Bennett Landman: First, we need to consider the ethical implications of using data-driven approaches on thousands—or, perhaps soon, millions—of people. The field of artificial intelligence is rapidly growing and changing. With this innovation comes opportunity, but also uncertainty.

Our well-established rules for protecting human subjects and established criteria for research consent need to be interpreted in the context of new research designs. In addition, artificial intelligence methods are data-intensive and require the contributions of many subjects to learn properly. Therefore, we need to find approaches to engage and respect potential data donors in a manner that’s clear and efficient.

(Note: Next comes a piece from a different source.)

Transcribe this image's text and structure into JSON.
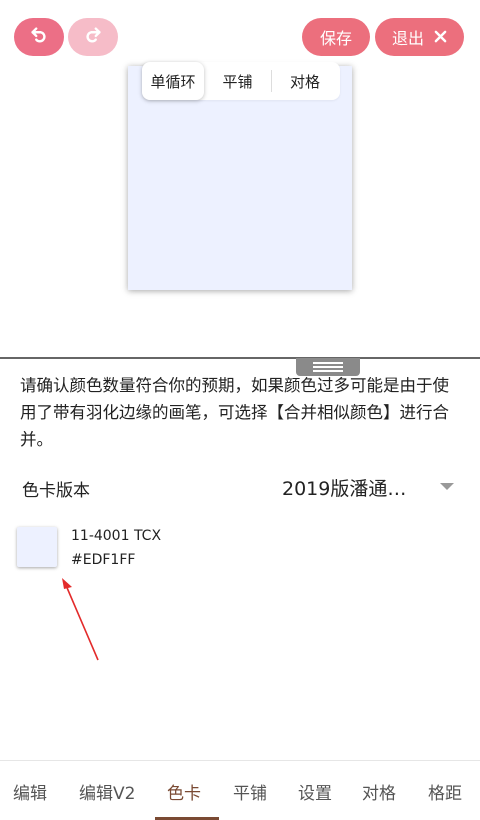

Second, we need to consider the manner in which artificial intelligence methods are used in practice and how these data are interpreted for the target audience. As we’re increasingly becoming aware, artificial intelligence algorithms learn to capture the trends and biases in their training data. For example, if the training data are all from one demographic, the results might not generalize to another healthcare organization.

We celebrate artificial intelligence when it can reveal patterns of association that were difficult to appreciate from the data, such as the associations of a lesion appearance with prognostic risk. Still, we must recognize that artificial intelligence can’t distinguish between biological factors and biases in data acquisition. Thus, we need to better understand the limitations of artificial intelligence and find clear and efficient ways of communicating these limitations so that practitioners can make informed use of artificial intelligence.

AXIS: What are specific ways that these two issues can be addressed?

Landman: To ensure that we have a proper level of consent, we need to have an open and transparent discussion about how these issues are being—or can be used—in the scientific specialties, as well as in the public sphere.

The grand challenges, such as this year’s effort with Kaggle, a Google-owned online community of data scientists and machine learners, SIIM, and the American College of Radiology, offer an opportunity for the public to experiment with the types of problems that are often encountered in research labs.

In addition, we need to engage all stakeholders in structured ways. For example, at Vanderbilt, we use Community Engagement Studio, a consultative session for researchers to capture input from patients, caregivers, healthcare providers, community members, and other non-researcher stakeholders at all stages from planning to implementation. These discussions are key to recognizing the diverse perspectives in how scientific data are used and how artificial intelligence could impact the practice of radiology in the future.

To ensure clarity in the ways artificial intelligence methods are interpreted in practice, we need community standards and best practices. These begin with consistent peer review and artificial intelligence characterization. Several of the artificial intelligence, imaging, and radiology societies are starting to come together to issue key policy statements.

These efforts should continue toward an open assessment of the performance of the algorithms. The existing platforms are impressive; they’re also advancing science. Nevertheless, artificial intelligence is notoriously unclear in interpreting its own uncertainty and biases. That means we need to find ways to communicate both of these key metrics in a way that non-artificial intelligence experts can understand and use in practice.